Superstars Ying Ying and Le Le make their Hong Kong debut

PUBLISHED : Monday, 02 July, 2007, 12:00am
UPDATED : Monday, 02 July, 2007, 12:00am

It was like a superstar's debut when giant pandas Le Le and Ying Ying, gifts from the central government to Hong Kong, met the public for the first time.

More than 20,000 people yesterday visited the renovated panda habitat at Ocean Park where the two cubs live with An An and Jia Jia, Hong Kong's first pair of pandas, in three separate activity zones.

The two 22-month-old panda cubs underwent a two-month quarantine period after arriving from Sichuan province at the end of April.

Shy in front of the crowds, the pair preferred to keep a distance from their visitors at the beginning. However, they soon became more relaxed, and tempted by apples offered by their keepers, came down from the branches to enjoy breakfast.

Camera shutters clicked all day whether the duo were eating, playing or sleeping.

The park estimated that 4,000 people had lined up to see the cubs by about 10am, a half-hour after the park opened.

Mak King-sing, his wife and their two daughters were the lucky first family to see the pandas.

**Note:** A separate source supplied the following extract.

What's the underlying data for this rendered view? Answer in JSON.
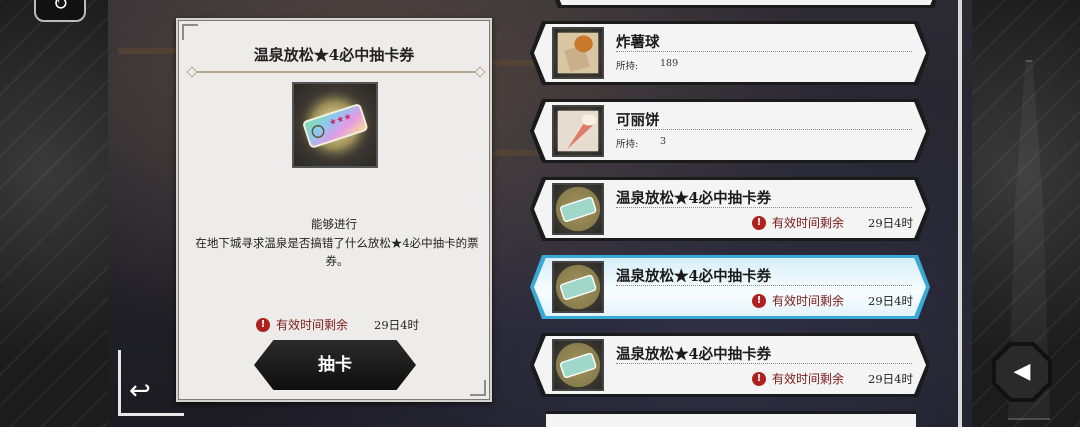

'We came as early as 8.30am,' said Mr Mak. 'But the long wait was worthwhile when we saw the two lovely young pandas.'

Mr Mak's daughter, Mak Ho-yi, said she fell in love with Ying Ying immediately, while watching the cub chew bamboo.

'She is more interesting than Le Le, I think,' said the eight-year-old. 'Le Le is always sleeping.'

Away from the habitat, enthusiasm towards the pandas could also be seen in the park's souvenir shops, where visitors snapped up panda-shaped or patterned toys, hats, T-shirts and jewellery.

Cheung Chi-ho said he spent more than HK$1,500 on panda cups and limited-edition pictures.

'I heard the park will use the money earned from souvenirs to run an animal conservation fund. I feel good about contributing,' he said.

The 35-year-old, who works for an environmental group, also praised the renovated habitat, saying it was easier to see the pandas.

'But many people used flashlights when taking pictures of the animals, which is forbidden.

'I can understand that people can't curb their excitement, but they should still respect the pandas, as well as the rules.'

Ocean Park brought in several crowd-control measures for the panda's first public appearance, including setting up education and entertainment facilities near queues, extending opening hours and increasing the frequency of shuttle buses.

Chairman Allan Zeman said the park could cater for 35,000 people a day and would consider suspending ticket sales in case of overcrowding.

'We haven't experienced this before. We will monitor how things are going over the next few days and adopt appropriate measures to ensure everyone can have a good time here,' he said.